A couple of weeks ago the Tall Boy and I flew off to Australia.
|Media is the drug of the cattle class.|
First stop after escaping customs at Melbourne was my uncle's home.
We had a cuppa and then a tour of his wonderful cavern-like music room which is full of all the kinds of equipment required to create the layers to make music CDs.
Next was a stroll to a lunch-time spot, then a post-lunch walk around the local wetlands area that, since the breaking of the drought, has filled with water and has been slowly filling up with more and more birds.
I doubt we'd have seen more than one or two, but when you're with TB, suddenly they seem to appear. Almost all were new to me.

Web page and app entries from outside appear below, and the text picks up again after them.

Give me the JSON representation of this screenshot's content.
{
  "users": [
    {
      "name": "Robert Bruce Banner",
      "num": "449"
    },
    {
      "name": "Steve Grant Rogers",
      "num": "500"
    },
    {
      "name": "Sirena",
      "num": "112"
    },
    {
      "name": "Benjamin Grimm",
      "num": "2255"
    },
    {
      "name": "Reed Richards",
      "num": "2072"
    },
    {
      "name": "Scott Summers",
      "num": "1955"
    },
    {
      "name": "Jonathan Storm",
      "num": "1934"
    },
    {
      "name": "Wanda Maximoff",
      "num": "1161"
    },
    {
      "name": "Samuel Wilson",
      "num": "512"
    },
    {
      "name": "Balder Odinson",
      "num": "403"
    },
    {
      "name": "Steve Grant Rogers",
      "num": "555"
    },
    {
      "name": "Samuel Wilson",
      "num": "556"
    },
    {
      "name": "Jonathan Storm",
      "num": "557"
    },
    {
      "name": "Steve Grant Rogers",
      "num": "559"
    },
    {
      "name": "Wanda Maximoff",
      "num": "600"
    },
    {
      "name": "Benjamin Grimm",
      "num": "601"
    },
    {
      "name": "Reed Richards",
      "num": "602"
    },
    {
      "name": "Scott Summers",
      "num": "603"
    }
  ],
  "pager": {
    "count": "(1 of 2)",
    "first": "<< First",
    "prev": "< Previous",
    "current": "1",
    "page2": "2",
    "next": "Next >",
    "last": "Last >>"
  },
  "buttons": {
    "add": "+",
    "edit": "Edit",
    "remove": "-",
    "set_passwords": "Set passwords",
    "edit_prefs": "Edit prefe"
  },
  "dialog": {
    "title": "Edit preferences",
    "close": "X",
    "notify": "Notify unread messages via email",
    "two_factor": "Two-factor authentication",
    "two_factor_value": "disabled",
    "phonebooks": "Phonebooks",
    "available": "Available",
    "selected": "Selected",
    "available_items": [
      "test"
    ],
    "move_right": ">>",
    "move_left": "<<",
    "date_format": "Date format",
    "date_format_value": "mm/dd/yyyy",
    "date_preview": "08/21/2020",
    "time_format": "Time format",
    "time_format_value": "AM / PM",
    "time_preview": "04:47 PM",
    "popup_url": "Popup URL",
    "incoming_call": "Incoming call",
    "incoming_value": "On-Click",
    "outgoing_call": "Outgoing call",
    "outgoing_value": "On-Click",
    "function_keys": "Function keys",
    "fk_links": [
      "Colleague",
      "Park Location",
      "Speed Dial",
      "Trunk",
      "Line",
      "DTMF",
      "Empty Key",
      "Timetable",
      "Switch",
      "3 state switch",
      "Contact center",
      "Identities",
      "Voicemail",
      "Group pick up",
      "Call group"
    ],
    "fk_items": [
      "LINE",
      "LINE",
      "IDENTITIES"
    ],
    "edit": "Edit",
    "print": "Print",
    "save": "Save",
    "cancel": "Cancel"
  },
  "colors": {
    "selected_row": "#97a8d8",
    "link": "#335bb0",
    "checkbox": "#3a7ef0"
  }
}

|Malcolm Creek Wetlands, Craigieburn, Melbourne.|
|Pretty little Red-rumped Parrots (Psephotus-haematonotus)|
|There's a hole in my tree, Eliza, Eliza...|
|...and a rainbow lorikeet in it, nesting.|
|Red wattlebird (Anthochaera carunculata)|
The Australian Wood Duck with its pretty patterned plumage is common throughout, but rather special in that it seems to have no living close relatives.
There was apparently one contender that in the late C17th was spotted within 100 miles from where I live in New Zealand, but before it could be properly identified, it became extinct*. What a sad story! This duck (Finsch's Duck) used to be the most common duck in New Zealand, weighed about twice the Aussie wood duck, and was probably flightless.
|Wood Ducks (Chenonetta jubata)|
|Australian raven (I think)|
We had a lovely evening meal with the family, and the next day were taken as far as Moonee Ponds (where the famous Dame Edna Everage previously lived as an average Australian housewife) railway station to continue our travels into Melbourne city.
Just before we piled into the car, I noticed a spooky hairy creature on the trunk of the tree in the front garden. I was sure it was a gigantic tarantula but on examining the camera images I was taking, it seemed to be a mass of black caterpillars huddled together.
My Aunt has identified these as sawfly larvae. Probably the Steel-blue species. If it is these, I'm glad I didn't climb up and get too close and annoy them, as they are also known as 'Spitfires', because they eject an irritating substance from their mouths when disturbed.
|Saw-fly larvae. (Perginae perga?)|
|On the highway to Moonee Ponds.|